So, what went wrong? Guy Sternberg, another oak expert and member of the International Oak Society, said that between the origin of the tree, the endless transportation, and the time of year it was planted, “the tree never stood a chance.”

Don’t get a tree from the wild

Macron took the tree from the site of a battle. So it was removed from the wild. While thoughtful, it was not great for the tree’s chance of survival. A tree grown in a nursery undergoes root training that makes it easier to transport, whereas one taken from the wild will have roots extending far away from the plant itself. A sapling of the size given to the White House, for instance, would have roots that are over a meter long. It’s almost impossible to dig them out without causing damage.

Don’t plant your tree when the weather is nice

The nice spring day when Macron visited the White House made for good photos, but spring is actually the worst time to plant a tree. “You never ever try to transplant [a tree] in April or May,” Sternberg said. Toward the end of winter, a tree comes out of hibernation and starts growing roots. That’s a better time to plant it.

As soon a the temperature goes up, and the tree starts developing new branches and buds, moving it is traumatic. Of course, Macron didn’t have the chance to wait. The state visit was scheduled for late April. Still, Sternberg said that “no one would move a tree that time of the year if they had the choice.”

Don’t fake-plant a tree

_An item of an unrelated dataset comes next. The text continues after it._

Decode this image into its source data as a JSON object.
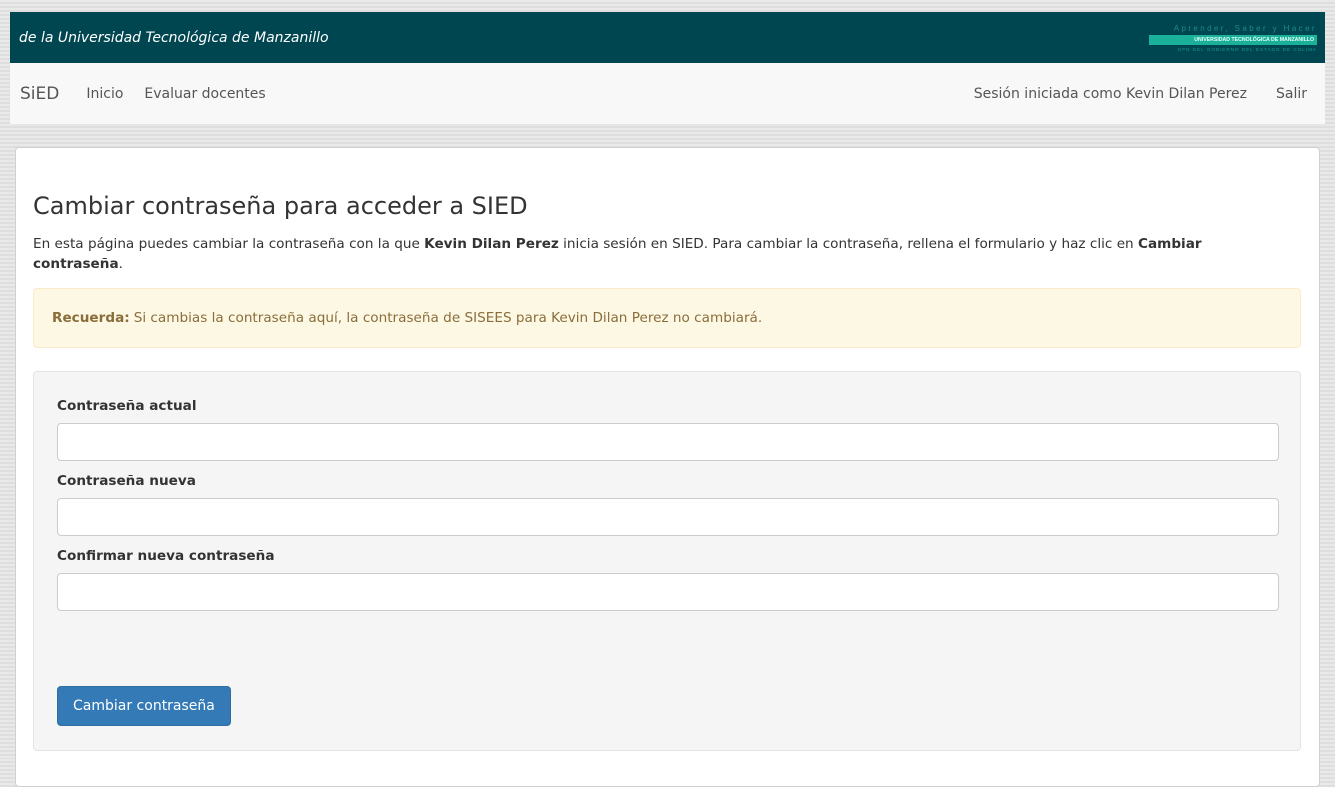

One transportation is hard on a tree; two are just excessive. The White House tree was dug out after the ceremony in the lawn and moved into quarantine. But planting it for a photo opportunity and then removing it again from the soil is too much stress for an already distressed plant.

Get expert advice

It’s hard to imagine having access to better expertise than the Elysée and the White House combined, which means the sad fate of the friendship tree was likely expected even by those who did their best to keep it alive.

“I don’t think anyone expected it to survive,” Sternberg said. Still, it’s important to ask for help from professionals—even for trees that are coming from a nursery, and are planted at the right time of the year. There is a strategy to ensure the roots don’t circle around themselves, for instance, which ends up suffocating the plant. Sternberg suggested relying on support from experts at universities or forest departments.

Don’t give up

The saying “strong as an oak” exists for a reason: You can keep your tree thriving pretty easily. Even if the sapling looks dry and it’s lost all its leaves, Cameron said, it’s worth scratching the bark to see if there is green underneath. It takes weeks for a sapling to dry out completely, so there’s a chance the core will still be green, and new branches can sprout again.

That wasn’t the case, sadly, for the Trump and Macron’s friendship tree.